The Obama administration has announced it will use its regulatory powers to limit CO2 emissions from 14,000 major sources, a move that puts pressure on Congress to pass a climate bill and signals to other nations the U.S.’s willingness to slow global warming.
Lisa Jackson, administrator of the Environmental Protection Agency (at left), said her agency would begin regulating CO2 as a pollutant at coal-burning power plants, refineries, and big industrial complexes, which account for 70 percent of U.S. greenhouse gas emissions.
The EPA will initially use its authority to force these emitters to employ “best available technology” to implement energy-efficiency measures and reduce emissions, but eventually the agency could place emissions caps on these facilities.

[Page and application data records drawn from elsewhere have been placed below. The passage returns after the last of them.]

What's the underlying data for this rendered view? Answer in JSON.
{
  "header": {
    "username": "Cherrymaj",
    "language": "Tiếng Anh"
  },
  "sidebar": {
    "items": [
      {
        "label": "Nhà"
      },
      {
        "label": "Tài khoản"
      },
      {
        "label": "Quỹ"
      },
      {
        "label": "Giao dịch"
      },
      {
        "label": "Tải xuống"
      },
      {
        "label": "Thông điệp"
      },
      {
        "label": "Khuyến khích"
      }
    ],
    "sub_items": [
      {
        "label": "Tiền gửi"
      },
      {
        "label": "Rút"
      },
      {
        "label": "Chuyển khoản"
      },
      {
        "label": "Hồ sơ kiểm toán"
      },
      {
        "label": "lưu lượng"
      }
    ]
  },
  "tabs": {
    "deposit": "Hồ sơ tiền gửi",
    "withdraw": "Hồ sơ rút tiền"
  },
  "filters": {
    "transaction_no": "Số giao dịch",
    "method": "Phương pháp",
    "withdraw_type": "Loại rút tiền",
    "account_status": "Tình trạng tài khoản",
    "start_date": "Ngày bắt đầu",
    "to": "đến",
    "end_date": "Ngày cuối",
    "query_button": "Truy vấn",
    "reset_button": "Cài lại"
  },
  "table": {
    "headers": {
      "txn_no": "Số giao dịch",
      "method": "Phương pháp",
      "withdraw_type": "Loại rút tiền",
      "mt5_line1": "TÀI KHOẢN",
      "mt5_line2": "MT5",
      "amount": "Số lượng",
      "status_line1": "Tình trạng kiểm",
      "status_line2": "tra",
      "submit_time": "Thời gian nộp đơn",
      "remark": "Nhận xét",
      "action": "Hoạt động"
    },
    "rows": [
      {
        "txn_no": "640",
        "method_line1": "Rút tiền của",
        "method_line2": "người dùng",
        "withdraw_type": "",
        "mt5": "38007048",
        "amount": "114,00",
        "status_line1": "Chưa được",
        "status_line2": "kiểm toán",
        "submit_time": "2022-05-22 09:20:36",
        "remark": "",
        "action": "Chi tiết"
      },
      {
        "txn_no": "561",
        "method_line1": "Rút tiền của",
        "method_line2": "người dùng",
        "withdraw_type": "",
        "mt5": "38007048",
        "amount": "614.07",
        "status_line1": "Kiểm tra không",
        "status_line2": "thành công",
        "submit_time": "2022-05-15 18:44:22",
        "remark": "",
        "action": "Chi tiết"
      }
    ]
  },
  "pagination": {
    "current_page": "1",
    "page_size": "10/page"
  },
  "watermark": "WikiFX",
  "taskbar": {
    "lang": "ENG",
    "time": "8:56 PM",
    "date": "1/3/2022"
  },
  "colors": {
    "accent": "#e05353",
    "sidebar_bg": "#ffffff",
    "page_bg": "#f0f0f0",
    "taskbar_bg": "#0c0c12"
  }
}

“We are not going to continue with business as usual,” Jackson said. “We have the tools and the technology to move forward today, and we are using them.”
Her announcement came on the day that two key U.S. Senators unveiled a carbon cap-and-trade bill, a version of which has already passed the House of Representatives. Some emitters said they would challenge the EPA, but the U.S. Supreme Court ruled in 2007 that the agency had the right to regulate CO2 emissions under the Clean Air Act.
[photo credit: Elsa Wenzel]